Some of the craziest things I’ve ever done can be traced back to a boy. Skoal Bandits, upside-down margaritas, a failed fetal pig rescue, dares have always been a warped flirtation for me. The boy-of-the-moment throwing down a gauntlet has often inspired me to bizarre antics. Love makes us do silly things but infatuation leads us to heights of stupidity. Eclipse Theatre presents THE TRESTLE AT POPE LICK CREEK. It’s 1936 in Anywhere, USA. The depression oppresses. People are unemployed. Families are
miserable. Life is stuck in a perpetual state of nothingness. Out of the gloom, a weird excitement winks. Fifteen year old Dalton meets seventeen year old Pace. Dalton is an ordinary, naive teenager. Pace is a train-obsessed, freaky girl. Dalton is gray. Pace is psychedelic. Pace goads Dalton into mind-controlling foreplay. Together, they discover the colorful passion in a dreary world. THE TRESTLE AT POPE LICK CREEK is a powerful saga of survival.
Eclipse Theatre commits to one playwright’s work per season. THE TRESTLE AT POPE LICK CREEK is the second Naomi Wallace show of the season. The first was A Flea to Spare. In both shows, Wallace creates historical flashbacks with intriguing characters. It gives the audience a snippet of the time period and the real challenges of the people living it. In THE TRESTLE AT POPE LICK CREEK, Wallace has two love stories battling depression era forces. Besides teen love, Dalton’s parents, Gin and Dray, cope with unemployment and desolation. The dialogue is authentic. On a somber wooden set designed by Joe Schermoly, the ambiance is gritty reality. The bleakness consumes the surroundings. It all works perfectly together to set the right tone for a boy falling for a lunatic girl. She’s the only thing truly alive in his dark world.
And Marissa Cowsill (Pace) is definitely alive. Cowsill is high-spirited animation. She delivers her rattling train descriptions all bright-faced and big-eyed. Under the masterful direction of Jonathan Barry, Cowsill and Cindy Marker (Gin) close the first act by sending shivers through my body. Marker’s resignation to her mundane existence contrasts poignantly with Cowsill’s energetic oddity. Marker responds to her son’s inquiry about being his age with bittersweet defeat. That brief exchange compels beyond the curtain. Her son, Matt Farabee (Dalton), endears as a youthful innocent. Farabee is more than believable as a teenager struggling with an eccentric girlfriend, domineering mother and absentee father. The scenes aren’t in sequential order. So, it requires Farabee to go back and forth between *awakening* and gullibility. Farabee does it... magnificently.

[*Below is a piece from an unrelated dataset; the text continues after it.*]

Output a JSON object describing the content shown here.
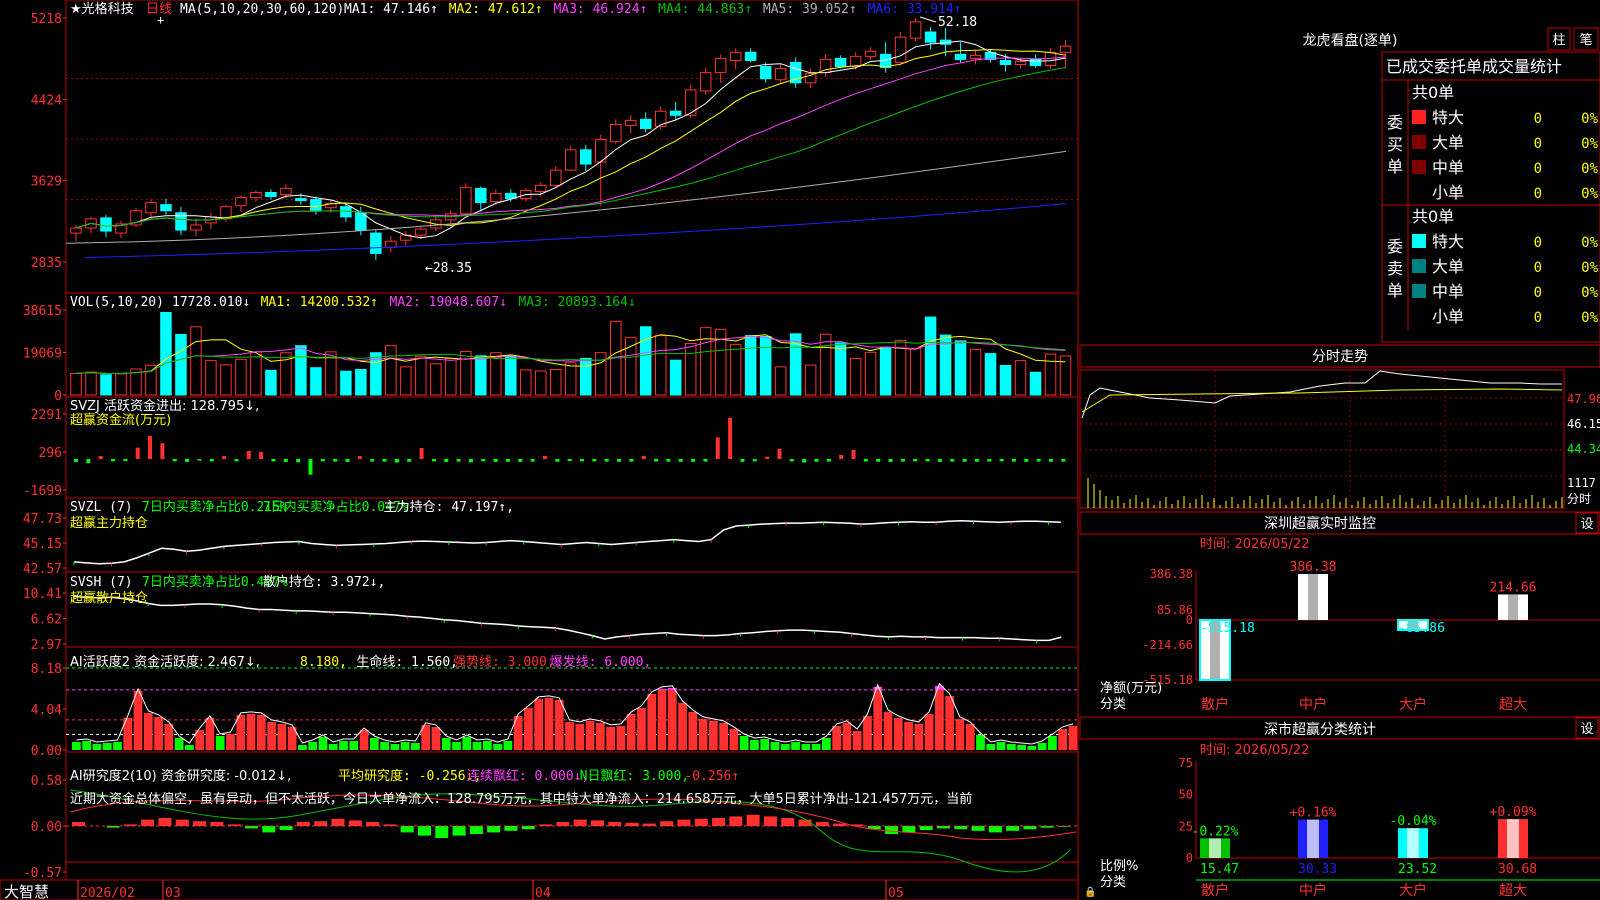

THE TRESTLE AT POPE LICK CREEK is a heavy-duty story that asks simply: what would you do for love? What part of yourself would you give up for someone else? And what could you leave behind to follow that love? THE TRESTLE AT POPE LICK CREEK is depressingly beautiful!
Running Time: Two hours includes an intermission
At Greenhouse Theatre, 2257 N. Lincoln
Written by Naomi Wallace
Directed by Jonathan Berry
Thursdays, Fridays, Saturdays at 7:30pm
Sundays at 2pm
Thru September 4th